By Benedict Weerasena, Economist of Bait Al-Amanah
The surprise announcement of the “prosperity tax” has resulted in the recently adverse knee-jerk reaction with a cumulative RM33.8 billion of value wiped out.
However, this dampened market sentiment is for the short-term, provided that the Government commits to its promise that this will be a One-off Tax. This is because the prolonging of such a substantial hike in tax rate from 24% to 33% may be damaging to the corporate sector in the long-term.
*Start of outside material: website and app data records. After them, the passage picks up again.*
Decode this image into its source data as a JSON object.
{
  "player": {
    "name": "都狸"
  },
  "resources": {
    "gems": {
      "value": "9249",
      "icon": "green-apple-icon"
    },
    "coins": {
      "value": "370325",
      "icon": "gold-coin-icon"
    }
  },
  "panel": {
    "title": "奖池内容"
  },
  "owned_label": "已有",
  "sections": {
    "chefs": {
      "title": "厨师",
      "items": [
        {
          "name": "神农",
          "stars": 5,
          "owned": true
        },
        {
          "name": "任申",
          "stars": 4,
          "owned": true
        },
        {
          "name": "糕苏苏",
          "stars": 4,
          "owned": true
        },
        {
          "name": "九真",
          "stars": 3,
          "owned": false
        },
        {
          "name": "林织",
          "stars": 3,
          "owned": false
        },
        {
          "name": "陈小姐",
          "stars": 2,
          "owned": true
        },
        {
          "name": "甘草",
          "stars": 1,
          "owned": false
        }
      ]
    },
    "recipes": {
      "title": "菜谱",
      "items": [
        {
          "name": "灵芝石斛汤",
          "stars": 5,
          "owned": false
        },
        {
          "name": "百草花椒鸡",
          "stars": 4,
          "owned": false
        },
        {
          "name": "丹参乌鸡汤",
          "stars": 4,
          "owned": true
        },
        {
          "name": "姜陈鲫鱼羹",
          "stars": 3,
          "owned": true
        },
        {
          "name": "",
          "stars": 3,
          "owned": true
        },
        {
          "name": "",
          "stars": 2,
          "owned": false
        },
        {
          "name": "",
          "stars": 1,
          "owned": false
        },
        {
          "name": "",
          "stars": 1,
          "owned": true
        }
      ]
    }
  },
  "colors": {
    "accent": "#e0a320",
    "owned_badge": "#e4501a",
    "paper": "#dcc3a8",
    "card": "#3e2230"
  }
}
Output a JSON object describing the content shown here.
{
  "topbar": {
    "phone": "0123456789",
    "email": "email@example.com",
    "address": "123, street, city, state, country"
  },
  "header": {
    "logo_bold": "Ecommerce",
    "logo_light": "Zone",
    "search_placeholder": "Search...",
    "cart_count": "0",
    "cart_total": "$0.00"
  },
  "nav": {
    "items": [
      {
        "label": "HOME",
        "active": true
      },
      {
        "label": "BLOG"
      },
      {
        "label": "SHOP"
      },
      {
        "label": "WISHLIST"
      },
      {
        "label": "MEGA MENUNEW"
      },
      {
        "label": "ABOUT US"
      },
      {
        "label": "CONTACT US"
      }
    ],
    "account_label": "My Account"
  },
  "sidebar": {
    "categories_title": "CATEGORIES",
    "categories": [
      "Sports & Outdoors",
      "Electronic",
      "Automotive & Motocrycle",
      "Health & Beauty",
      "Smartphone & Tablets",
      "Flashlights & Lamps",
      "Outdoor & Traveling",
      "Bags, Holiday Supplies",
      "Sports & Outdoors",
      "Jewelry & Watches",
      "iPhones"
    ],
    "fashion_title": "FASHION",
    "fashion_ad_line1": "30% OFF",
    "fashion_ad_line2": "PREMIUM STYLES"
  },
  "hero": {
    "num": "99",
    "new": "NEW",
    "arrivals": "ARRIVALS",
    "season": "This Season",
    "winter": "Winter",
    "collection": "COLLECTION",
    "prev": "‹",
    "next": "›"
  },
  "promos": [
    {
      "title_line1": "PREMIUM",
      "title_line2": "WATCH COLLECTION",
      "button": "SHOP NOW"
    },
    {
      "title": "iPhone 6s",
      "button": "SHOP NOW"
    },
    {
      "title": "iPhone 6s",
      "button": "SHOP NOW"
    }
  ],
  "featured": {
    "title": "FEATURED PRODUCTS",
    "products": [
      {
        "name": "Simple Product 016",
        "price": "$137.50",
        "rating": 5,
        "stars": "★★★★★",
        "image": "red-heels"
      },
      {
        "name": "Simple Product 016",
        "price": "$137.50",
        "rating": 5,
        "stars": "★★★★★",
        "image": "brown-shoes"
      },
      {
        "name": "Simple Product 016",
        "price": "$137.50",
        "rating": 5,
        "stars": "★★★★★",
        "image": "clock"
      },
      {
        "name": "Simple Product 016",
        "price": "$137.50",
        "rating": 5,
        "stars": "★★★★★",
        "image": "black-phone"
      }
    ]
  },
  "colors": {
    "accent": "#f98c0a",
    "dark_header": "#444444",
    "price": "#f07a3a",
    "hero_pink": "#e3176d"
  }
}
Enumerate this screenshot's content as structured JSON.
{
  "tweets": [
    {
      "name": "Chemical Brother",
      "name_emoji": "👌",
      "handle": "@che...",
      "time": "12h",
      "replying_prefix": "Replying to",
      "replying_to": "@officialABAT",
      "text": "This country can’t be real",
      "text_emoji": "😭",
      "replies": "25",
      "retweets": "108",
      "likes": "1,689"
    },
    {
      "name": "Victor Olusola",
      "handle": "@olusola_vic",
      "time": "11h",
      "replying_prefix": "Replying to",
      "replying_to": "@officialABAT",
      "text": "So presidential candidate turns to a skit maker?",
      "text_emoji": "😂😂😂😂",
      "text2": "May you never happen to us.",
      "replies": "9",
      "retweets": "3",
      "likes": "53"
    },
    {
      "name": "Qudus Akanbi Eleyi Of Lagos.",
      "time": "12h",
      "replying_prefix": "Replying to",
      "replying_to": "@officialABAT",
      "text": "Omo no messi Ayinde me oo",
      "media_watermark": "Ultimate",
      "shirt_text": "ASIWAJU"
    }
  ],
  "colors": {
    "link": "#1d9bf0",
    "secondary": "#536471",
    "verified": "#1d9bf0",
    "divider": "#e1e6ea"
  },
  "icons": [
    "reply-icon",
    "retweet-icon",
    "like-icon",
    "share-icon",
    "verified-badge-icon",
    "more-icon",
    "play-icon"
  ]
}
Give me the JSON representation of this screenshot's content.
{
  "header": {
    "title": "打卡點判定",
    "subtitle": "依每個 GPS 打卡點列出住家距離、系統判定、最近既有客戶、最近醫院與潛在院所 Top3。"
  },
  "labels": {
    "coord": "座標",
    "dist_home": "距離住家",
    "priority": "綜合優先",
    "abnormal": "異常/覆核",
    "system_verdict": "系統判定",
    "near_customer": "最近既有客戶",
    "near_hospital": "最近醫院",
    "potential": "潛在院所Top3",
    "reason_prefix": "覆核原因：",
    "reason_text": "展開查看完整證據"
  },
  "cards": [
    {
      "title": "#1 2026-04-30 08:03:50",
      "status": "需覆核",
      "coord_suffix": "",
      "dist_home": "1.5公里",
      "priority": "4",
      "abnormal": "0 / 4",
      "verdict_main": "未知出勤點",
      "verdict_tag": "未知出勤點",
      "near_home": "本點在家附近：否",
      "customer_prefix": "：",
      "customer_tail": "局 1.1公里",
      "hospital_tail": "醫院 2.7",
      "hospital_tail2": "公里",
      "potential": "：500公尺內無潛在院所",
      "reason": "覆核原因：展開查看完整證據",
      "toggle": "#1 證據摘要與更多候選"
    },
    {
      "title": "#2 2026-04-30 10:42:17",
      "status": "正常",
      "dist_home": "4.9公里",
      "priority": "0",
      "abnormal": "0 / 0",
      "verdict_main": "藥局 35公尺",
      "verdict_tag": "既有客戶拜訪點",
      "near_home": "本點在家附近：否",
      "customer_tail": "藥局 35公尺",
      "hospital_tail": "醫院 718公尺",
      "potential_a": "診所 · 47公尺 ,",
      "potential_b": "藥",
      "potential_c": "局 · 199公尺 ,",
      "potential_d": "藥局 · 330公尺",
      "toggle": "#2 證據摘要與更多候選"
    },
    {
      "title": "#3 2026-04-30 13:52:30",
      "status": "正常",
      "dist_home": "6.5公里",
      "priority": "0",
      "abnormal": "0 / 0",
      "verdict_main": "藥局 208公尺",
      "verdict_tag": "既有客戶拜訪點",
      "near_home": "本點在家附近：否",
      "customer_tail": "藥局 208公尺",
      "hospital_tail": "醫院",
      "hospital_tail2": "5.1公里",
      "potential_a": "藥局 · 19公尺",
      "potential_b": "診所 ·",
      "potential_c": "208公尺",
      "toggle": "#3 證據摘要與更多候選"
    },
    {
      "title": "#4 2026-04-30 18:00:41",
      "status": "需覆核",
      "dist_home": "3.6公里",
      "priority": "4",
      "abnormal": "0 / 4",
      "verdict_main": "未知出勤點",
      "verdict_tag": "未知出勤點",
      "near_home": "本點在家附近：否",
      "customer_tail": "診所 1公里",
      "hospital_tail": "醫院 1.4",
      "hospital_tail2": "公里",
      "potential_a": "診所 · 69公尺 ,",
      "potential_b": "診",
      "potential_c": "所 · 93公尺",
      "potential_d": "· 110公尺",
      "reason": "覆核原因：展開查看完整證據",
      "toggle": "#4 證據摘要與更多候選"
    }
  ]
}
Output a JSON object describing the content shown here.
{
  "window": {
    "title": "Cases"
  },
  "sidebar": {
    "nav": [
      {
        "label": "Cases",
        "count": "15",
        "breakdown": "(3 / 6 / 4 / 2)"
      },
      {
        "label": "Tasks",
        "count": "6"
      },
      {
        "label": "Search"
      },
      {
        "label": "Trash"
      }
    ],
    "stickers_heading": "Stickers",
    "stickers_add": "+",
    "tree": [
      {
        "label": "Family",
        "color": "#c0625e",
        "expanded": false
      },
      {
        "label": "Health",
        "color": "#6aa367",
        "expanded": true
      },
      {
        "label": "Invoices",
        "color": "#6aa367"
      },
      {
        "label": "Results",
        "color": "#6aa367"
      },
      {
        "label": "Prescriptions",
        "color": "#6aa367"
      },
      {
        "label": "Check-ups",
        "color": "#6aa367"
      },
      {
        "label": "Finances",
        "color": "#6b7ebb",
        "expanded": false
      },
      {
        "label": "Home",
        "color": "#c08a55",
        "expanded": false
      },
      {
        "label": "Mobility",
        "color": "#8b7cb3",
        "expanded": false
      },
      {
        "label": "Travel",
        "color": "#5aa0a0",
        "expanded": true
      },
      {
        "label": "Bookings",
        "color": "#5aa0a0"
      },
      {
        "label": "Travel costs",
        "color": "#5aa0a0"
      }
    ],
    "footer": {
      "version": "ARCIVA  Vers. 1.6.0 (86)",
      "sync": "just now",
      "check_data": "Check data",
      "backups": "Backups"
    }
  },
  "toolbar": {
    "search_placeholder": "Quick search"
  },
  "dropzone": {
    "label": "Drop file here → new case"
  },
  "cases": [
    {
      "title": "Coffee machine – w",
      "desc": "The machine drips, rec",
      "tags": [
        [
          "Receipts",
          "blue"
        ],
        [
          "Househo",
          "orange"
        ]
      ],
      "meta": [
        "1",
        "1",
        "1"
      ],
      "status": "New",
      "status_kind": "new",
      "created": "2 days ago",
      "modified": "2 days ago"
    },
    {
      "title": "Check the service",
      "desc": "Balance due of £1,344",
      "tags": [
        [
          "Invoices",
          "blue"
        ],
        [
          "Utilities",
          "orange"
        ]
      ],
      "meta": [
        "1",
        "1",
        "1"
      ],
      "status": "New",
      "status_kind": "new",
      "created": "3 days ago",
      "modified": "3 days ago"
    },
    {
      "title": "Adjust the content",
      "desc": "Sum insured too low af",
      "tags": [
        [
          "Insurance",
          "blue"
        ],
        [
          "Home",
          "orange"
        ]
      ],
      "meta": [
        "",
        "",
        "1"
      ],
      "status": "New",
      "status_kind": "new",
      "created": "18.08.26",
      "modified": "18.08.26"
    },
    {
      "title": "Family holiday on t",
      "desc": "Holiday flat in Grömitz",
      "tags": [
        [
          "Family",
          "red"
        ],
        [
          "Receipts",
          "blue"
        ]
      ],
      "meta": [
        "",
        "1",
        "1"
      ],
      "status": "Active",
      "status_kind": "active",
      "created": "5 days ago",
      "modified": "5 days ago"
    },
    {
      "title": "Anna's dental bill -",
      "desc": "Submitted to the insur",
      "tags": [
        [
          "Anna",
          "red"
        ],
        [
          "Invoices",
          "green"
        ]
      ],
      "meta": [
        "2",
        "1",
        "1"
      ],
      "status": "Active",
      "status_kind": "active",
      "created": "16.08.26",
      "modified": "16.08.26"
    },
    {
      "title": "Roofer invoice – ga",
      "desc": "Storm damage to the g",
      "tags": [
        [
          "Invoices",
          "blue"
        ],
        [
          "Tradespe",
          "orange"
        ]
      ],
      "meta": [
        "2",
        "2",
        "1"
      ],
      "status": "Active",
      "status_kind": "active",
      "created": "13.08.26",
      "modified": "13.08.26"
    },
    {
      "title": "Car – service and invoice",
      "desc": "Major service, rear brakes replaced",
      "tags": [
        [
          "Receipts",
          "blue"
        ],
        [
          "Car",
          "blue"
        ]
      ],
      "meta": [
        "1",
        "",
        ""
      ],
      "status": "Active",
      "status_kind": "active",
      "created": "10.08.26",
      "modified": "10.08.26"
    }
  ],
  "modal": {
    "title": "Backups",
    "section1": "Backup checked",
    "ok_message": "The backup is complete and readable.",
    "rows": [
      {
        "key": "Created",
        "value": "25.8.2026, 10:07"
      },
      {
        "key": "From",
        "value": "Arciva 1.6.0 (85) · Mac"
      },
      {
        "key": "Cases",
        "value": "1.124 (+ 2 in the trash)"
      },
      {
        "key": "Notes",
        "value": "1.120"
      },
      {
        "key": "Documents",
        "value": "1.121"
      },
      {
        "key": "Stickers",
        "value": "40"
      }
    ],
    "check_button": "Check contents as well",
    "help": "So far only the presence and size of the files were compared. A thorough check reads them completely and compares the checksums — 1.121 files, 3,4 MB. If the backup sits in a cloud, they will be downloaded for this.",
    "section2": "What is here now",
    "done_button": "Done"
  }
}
In addition, the continuation of the prosperity tax may impede Malaysia’s regional competitiveness.
On principle, the prosperity tax is aligned with the national vision of shared prosperity, whereby the extraordinary revenue of several industries is taxed to generate revenue towards a more equitable society.
However, it is of utmost importance that the revenue is spent wisely to strengthen Malaysia’s healthcare sector and provide assistance to vulnerable groups. Most importantly, there must be full accountability and transparency in fiscal management, in accordance with the newly announced Fiscal Responsibility Act.
All in all, the Government still needs to consider long-term measures to ensure fiscal sustainability, instead of resorting to introducing new taxes on an ad-hoc basis. As evidence, the one-off Prosperity Tax does not support long-term revenue generation for the nation.
Instead, well thought out tax reforms in addition to a possible return to a broad-based consumption tax in the medium term as the economy recovers are crucial to preserve fiscal sustainability.
*An excerpt of this opinion piece was reported in Free Malaysia Today. Please refer to the attachment below for the full FMT article by Imran Ariff: